Tuesday, May 27, 2008

Sharing the Wealth

The latest government plan to juice purchasing power involves intéressement and participation. Both are forms of profit sharing, but as far as I know there are no precise American equivalents, so the terms are perhaps best left untranslated. In France, participation is mandatory in firms with more than 50 employees. A share of any profits earned by the firms is distributed to employees, but distributions had been "blocked" for five years, meaning that they could not be converted to cash until a five-year waiting period had elapsed. Sarkozy is eliminating this waiting period, so accrued bonuses can be spent immediately.

Intéressement is a voluntary form of profit-sharing established by agreement between a firm and its employees. No waiting period is associated with it. Sarkozy is offering small firms that have not created such plans a tax credit to encourage them to do so now.

A firm can implement both types of profit-sharing if it wishes.


Anonymous said...

Interestingly, there is no clear economic rationale for the intéressement. I don't see the need for government intervention in this.

If it is in firms' interests to provide incentives, then they can already tie wages and profits.

If firms are not free to set wages and write flexible contracts, and if they would like to give incentives to their employees, then fine, let's increase the intéressement. But why not give firms and workers more leeway and decentralize wage bargaining at the firm level?

Sarkozy talked about le pouvoir d'achat and said that the intéressement could increase real wages. I don't see why we should give tax credits to basically increase wages: will the cost to taxpayers outweigh the benefits?

Unknown said...

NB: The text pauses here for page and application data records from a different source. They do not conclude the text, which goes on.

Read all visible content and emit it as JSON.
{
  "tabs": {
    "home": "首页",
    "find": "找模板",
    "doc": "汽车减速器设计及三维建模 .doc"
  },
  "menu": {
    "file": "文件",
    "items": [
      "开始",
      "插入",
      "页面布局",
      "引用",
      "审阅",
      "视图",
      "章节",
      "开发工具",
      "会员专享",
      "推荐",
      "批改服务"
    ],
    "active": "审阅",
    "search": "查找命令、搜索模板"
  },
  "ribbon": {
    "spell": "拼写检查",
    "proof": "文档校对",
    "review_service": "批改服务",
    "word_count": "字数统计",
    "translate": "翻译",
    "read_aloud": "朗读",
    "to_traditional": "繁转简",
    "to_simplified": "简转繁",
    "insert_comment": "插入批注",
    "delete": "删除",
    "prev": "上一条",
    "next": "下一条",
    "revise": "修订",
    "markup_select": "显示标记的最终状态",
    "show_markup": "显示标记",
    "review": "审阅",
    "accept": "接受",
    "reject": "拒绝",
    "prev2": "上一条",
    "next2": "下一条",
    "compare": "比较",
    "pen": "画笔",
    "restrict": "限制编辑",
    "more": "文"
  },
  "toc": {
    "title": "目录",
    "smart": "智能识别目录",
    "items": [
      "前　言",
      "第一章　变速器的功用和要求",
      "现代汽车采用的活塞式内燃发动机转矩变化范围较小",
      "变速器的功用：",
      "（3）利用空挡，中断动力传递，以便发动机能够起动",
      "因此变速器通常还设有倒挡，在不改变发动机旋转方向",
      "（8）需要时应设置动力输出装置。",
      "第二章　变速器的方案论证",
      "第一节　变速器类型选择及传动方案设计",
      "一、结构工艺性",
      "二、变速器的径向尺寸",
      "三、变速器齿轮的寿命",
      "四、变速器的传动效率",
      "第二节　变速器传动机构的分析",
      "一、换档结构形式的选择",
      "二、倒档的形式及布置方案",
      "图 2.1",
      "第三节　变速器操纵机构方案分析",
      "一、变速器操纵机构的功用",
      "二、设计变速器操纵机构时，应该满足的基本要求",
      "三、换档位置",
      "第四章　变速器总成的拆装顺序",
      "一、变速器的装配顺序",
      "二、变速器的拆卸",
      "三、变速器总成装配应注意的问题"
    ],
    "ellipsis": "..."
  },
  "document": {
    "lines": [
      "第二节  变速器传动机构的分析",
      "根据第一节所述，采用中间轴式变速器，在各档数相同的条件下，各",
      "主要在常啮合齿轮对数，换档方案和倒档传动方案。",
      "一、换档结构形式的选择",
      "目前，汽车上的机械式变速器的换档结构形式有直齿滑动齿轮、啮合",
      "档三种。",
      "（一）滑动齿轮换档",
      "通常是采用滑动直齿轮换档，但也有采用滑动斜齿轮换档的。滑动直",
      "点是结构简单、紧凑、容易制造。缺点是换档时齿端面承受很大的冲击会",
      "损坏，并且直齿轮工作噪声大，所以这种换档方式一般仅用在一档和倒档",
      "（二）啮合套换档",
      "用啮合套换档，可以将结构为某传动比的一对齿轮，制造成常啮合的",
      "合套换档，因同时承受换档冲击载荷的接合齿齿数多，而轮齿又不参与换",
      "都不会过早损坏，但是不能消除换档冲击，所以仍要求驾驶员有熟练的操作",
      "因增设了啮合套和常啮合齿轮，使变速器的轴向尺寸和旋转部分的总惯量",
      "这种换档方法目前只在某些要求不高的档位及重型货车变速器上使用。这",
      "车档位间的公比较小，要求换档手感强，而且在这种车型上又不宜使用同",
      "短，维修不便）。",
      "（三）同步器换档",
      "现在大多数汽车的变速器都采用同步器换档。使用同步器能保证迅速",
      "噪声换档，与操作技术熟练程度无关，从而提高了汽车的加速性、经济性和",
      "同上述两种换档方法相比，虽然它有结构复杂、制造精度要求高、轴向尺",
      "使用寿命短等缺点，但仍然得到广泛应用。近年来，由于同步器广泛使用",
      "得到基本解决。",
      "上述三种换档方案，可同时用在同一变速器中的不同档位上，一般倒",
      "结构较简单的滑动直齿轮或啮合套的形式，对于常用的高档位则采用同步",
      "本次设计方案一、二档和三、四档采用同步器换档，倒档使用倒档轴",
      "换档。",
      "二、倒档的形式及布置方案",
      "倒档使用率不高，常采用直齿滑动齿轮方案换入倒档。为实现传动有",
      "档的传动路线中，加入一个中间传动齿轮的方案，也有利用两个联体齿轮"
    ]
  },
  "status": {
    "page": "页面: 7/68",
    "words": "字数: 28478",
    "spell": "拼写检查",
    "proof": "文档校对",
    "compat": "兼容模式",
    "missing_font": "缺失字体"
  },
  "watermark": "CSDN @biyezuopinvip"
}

The government can't order firms to raise wages, but it can offer incentives to do so in the form of tax credits. Higher wages can stimulate aggregate demand and thus the economy; that is in the general interest as long as the stimulus doesn't lead to excessive inflation, which is one reason to keep wage bargaining above the firm level, where it can be more easily coordinated. If workers at one firm see workers at another firm winning raises, there is a natural desire to want to "leapfrog" the comrades next door. Centralized wage bargaining tends to reduce this sort of behavior, and it is possibly one reason why German and Scandinavian unions have had some success in trading wage restraint for growth. Profit-sharing has the property of tying wage supplements to performance, which can be useful to firms but may be procylical in its macroeconomic effect, reducing demand when the economy turns down, which is undesirable for stability.

Cimon said...

The waiting period is reduced in some cases : if you purchase a house, if you have kids or get married...

MYOS said...

A friend of mine who works in Human Resources is rubbing her hands: according to her, the way the project is worded, they'll be able to offer lower monthly wages with promises of a one-shot bonus based on collective performance. Hence, lower expenses for her firm in the long run. She dismissed any notion it'd increase "pouvoir d'achat" for salaried wage-earners although to me the idea seemed promising and a good compromise.
She also said the intéressement and participation ideas came from De Gaulle and had been implemented in 67.

Amine said...


Your reply is very interesting.

Well, yes, governement intervention can take many forms, including tax credits.

It seems like we're going to the same old debate about the effect of stimulating consumption through tax cuts. The likely effects of tax cuts on consumption are small, all the more that firms' wage policies react to that, and that our economies are open to international trade. One extra euro is likely to be spent on foreign goods, and the Keynesian multiplier is very low in an open economy.

I hadn't thought about centralized bargaining and inflation control. That's a good point. But again, in an open economy, it's hard to argue that workers can really ask for wage increases. They are competing with foreign workers basically.

Anyway, I think this is a hard question and thanks for the debate.